Segment Start: PROVIDED MATERIAL
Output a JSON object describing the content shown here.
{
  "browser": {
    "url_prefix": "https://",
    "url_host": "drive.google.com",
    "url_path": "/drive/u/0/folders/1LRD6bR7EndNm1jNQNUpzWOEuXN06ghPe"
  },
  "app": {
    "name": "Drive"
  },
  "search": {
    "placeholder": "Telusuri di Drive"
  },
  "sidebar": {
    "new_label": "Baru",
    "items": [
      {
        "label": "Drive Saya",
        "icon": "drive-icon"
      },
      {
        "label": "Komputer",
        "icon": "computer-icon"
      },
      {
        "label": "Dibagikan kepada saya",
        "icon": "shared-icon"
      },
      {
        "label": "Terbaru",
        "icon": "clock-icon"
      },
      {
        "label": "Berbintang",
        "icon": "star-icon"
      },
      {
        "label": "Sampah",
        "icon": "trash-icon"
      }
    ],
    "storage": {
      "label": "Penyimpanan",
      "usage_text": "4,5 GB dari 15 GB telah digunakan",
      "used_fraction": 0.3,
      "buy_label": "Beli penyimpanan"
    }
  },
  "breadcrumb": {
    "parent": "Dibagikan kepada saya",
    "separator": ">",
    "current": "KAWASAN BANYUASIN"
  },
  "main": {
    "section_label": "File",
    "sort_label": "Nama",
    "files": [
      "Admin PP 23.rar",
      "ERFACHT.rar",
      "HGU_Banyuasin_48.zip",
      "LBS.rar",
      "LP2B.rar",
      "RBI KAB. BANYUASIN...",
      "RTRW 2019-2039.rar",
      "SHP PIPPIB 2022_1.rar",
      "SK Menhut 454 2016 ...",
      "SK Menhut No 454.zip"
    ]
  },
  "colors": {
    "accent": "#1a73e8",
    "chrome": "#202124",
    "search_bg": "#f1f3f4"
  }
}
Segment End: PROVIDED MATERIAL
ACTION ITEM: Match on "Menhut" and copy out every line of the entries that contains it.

RESPONSE AREA:
      "SK Menhut 454 2016 ...",
      "SK Menhut No 454.zip"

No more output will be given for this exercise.